3 killed, 3 hurt in Bukidnon land scuffle

Bobby Lagsa

This is AI generated summarization, which may have errors. For context, always refer to the full article.

3 killed, 3 hurt in Bukidnon land scuffle
In Sumilao town, a confrontation between security of a ranch and members of an indigenous people's group claiming the pasture land leads to casualties on the IP's side

CAGAYAN DE ORO, Philippines – Three members of an indigenous people’s group were killed and 3 others hurt during a land claim-related scuffle with security guards of a ranch in Sumilao, Bukidnon, on Tuesday, July 12.

Sumilao Police chief Felipe Yap said the casualties and wounded were part of a group of 50 from the Inalsahan Indigenous People’s Organization (IPO), which is claiming the 2,400-hectare ranch managed by Ramcar, Incorporated.

Senior Police Officer 2 Lorecito Pitogo, Sumilao police chief investigator, said the group entered the ranch by digging under the perimeter fence, and set up tents inside the area.

Fourteen guards from the Tagbagane Security Agency, in charge of securing the ranch, confronted the group, leading to a heated argument. 

The security guards reportedly opened fire on the group using their shotguns, killing Raymar Mayantao, the son of IPO leader Bae Merlita Mayantao; Rogen Sindangan, and Cenon Nacaytona. Lilian and Albert Mayantao, and Ely Daliti were wounded.
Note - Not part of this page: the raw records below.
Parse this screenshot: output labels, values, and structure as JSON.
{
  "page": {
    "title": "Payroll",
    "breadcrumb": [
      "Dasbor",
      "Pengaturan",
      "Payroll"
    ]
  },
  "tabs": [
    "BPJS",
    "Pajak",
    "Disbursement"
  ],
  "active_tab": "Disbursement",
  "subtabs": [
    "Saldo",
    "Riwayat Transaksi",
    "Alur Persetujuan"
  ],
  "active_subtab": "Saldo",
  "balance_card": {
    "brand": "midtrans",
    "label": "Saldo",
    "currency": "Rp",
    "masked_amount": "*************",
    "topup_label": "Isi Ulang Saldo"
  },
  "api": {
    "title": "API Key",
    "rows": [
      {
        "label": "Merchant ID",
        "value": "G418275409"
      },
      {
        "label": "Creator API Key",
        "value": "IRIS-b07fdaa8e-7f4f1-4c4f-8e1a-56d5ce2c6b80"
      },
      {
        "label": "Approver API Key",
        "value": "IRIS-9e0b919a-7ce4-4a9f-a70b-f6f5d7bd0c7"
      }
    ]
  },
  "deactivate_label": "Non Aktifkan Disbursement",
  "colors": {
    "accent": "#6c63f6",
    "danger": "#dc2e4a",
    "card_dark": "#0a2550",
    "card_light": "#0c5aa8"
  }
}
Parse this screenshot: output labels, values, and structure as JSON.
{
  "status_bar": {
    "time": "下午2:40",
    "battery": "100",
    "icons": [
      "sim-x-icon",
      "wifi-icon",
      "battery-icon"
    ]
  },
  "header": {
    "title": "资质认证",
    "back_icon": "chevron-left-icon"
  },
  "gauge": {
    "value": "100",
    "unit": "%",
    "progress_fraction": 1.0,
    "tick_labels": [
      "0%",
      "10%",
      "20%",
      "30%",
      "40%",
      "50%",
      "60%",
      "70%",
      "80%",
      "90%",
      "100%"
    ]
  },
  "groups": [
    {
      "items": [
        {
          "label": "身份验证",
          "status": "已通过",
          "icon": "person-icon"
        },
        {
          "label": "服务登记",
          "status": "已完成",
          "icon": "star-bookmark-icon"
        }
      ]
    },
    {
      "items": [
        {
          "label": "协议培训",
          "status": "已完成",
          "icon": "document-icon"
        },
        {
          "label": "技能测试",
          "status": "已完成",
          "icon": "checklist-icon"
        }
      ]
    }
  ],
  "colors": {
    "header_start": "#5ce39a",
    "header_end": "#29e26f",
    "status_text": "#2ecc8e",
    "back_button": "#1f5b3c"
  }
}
The police arrested the head guard, Jonathan Ursaiz.

In March 2012, Ramcar figured in a controversial land conflict involving farmers from the Xavier Farms Agrarian Reform Beneficiaries Association (XAFARBA), also from Sumilao.

XAFARBA farmers condemned Ramcar’s illegal occupation of 983 hectares of land already covered by the agrarian reform program. A Certificate of Land Ownership Award (CLOA) covering 983 hectares of the 1,365-hectare Ramcar ranch in Sumilao was issued to 550 farmer-beneficiaries as early as 1998.

Land conflicts arise because of the apparent lack of coordination among the concerned governments agencies – the Department of Environment and Natural Resources (DENR), Department of Agrarian Reform (DAR), and the National Commission on Indigenous People’s (NCIP).

The DENR issues a 25-year Forest Land Graze Management Agreement to ranchers, while the DAR issues a CLOA usually to workers of the land. The NCIP, for its part, issues a Certificate of Ancestral Domain Territory (CADT) to the original settlers of the area awarded by the DENR. All these result to overlapping land claims and ultimately, land conflict. – Rappler.com

Add a comment

Sort by

There are no comments yet. Add your comment to start the conversation.

Summarize this article with AI

How does this make you feel?

Download the Rappler App!